Pre-war reports suggested that the Greek Muslim population of Hamidiyah was around 3,000 to 3,500. If accurate, this means that up to one in six Greek Muslims from Hamidiyah are now living in their native homeland as refugees.
While a press officer working at the Chania municipality acknowledged the existence of the returning Greek Muslim community, repeated attempts to speak to the city’s mayor on the subject were futile.
Hussein, who opened a small prayer hall for the community in the year 2000, says the Greek authorities have provided them no facilities or infrastructure. “The Greek government doesn’t help at all,” he says, adding that the authorities are yet to return his property to him despite presenting them with the deeds for his land.
Three of Hussein’s five children were born in Crete and therefore have Greek citizenship, but most returning Hamidiyah residents now live in Greece as Syrian refugees. “When it comes to ethnic Greek migrants from Russia, for example, they are given Greek citizenship because they are Christians, but they reject us because we are Muslims,” Hussein says.
“Perhaps for every 100 refugees in the camps, five to ten of them are Greeks from Hamidiyah, but the authorities just label them as Syrians and ignore them.”

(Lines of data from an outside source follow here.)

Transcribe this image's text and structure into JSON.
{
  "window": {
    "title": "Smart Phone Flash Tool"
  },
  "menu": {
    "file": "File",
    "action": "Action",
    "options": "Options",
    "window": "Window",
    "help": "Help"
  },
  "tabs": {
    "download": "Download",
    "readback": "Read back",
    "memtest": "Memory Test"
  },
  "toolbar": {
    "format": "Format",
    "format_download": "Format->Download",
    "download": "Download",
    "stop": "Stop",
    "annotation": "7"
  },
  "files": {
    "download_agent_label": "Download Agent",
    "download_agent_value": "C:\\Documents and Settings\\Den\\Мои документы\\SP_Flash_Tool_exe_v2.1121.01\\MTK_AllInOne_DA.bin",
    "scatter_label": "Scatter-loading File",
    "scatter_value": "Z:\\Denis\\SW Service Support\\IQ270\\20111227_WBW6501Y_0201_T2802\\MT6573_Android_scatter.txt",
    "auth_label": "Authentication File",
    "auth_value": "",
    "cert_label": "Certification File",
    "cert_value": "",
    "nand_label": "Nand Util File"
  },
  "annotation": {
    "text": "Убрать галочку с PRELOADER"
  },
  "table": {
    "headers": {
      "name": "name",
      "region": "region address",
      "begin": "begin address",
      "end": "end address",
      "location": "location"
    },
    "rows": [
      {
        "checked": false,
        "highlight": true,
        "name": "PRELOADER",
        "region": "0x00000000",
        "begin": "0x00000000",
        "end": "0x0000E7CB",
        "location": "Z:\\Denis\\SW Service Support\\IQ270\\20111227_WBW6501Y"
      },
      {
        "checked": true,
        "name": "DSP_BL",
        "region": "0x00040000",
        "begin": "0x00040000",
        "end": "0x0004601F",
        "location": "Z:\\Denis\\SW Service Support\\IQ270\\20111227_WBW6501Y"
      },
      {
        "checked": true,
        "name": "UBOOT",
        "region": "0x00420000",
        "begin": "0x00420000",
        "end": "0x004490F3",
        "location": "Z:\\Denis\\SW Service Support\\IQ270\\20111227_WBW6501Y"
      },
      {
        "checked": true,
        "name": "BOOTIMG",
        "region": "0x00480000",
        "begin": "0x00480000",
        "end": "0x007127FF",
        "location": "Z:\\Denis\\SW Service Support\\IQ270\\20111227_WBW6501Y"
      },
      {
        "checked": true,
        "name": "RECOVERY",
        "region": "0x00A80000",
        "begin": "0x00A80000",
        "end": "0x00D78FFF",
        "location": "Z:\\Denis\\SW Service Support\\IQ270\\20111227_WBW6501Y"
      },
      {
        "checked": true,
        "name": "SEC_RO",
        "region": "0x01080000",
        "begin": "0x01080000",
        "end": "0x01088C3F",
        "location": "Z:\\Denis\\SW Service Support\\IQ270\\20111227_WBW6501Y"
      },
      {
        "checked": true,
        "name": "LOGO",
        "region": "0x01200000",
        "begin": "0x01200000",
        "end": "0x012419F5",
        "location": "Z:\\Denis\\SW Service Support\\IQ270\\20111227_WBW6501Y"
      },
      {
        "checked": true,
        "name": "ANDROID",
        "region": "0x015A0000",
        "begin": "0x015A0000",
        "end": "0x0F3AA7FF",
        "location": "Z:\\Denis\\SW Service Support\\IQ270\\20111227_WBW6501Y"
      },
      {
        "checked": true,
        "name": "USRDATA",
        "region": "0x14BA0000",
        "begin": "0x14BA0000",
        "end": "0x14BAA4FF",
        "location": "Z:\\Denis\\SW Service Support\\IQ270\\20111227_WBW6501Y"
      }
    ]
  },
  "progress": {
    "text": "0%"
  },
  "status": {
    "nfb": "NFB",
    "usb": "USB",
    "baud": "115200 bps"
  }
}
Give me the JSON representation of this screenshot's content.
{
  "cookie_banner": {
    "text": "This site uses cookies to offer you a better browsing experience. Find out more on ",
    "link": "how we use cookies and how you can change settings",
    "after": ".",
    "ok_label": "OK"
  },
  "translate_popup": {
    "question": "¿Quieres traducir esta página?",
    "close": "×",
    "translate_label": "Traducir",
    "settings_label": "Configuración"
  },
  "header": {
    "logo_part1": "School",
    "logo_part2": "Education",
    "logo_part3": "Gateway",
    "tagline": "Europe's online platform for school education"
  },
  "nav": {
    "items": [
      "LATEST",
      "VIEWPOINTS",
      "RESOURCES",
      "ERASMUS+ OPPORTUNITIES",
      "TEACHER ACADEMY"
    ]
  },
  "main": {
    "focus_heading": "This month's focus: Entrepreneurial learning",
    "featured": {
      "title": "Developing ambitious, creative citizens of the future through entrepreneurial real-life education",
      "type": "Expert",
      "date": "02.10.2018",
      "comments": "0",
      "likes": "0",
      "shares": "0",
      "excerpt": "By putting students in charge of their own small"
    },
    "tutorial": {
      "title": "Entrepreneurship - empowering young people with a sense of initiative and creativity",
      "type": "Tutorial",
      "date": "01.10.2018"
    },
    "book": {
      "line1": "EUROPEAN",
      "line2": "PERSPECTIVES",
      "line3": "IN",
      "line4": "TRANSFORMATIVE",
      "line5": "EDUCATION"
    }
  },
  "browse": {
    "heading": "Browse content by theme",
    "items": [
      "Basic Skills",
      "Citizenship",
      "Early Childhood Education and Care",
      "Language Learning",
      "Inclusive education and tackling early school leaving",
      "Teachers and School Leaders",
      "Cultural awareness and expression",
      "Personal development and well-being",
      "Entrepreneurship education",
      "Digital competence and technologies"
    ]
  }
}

Even volunteers and activists working with refugees in Greece appear to be unaware of the significance of the Hamidiyah community passing by undetected as regular Syrian refugees. Their exact whereabouts are therefore difficult to trace, and some are believed to have moved on to other countries in Europe.
“It does not matter if we are Muslims or Christians. What’s important is that we are from Crete”
Damian Mac Con Uladh, an Irish journalist who briefly worked with refugees on the Greek island of Lesbos, recalls coming in contact with a young Syrian man who surprised everyone when he spoke in fluent Greek. He told aid workers he was in fact an ethnic Greek from Syria and was trying to reach Crete, where he said his townspeople were waiting for him. Sadly, the journalist says he later lost contact with the young man.
One refugee from Hamidiyah, however, was tracked down. Ahmed Tarzalakis managed to return to the land of his grandparents after crossing the choppy Aegean waters from Turkey along with his wife and four children. They were fortunate enough to be accepted into a partnership programme run by Chania local Iraklis Drakakis, who aims to help Syrian refugees find homes in the city, with their rent being covered by the UN High Commissioner for Refugees (UNHCR).
Unlike most Syrian refugees seeking better lives in wealthier northern and central European countries, Ahmed prefers to stay in Crete. “For years we said we were Cretans. My father always told me until he died that he wanted to see Crete,” he told Haniotika News in September 2017. “Now I have brought my children here.”
“We are Cretans,” Ahmed says. “It does not matter if we are Muslims or Christians. What’s important is that we are from Crete.”
FOOTNOTE: I’d like to thank long-time friend and colleague Ioanna Sakoufaki for helping me with this article, which I dedicate to the memory my late friend Halla Barakat, a young Syrian-American journalist who paid the ultimate price for speaking out against war crimes in Syria. May she rest in eternal peace.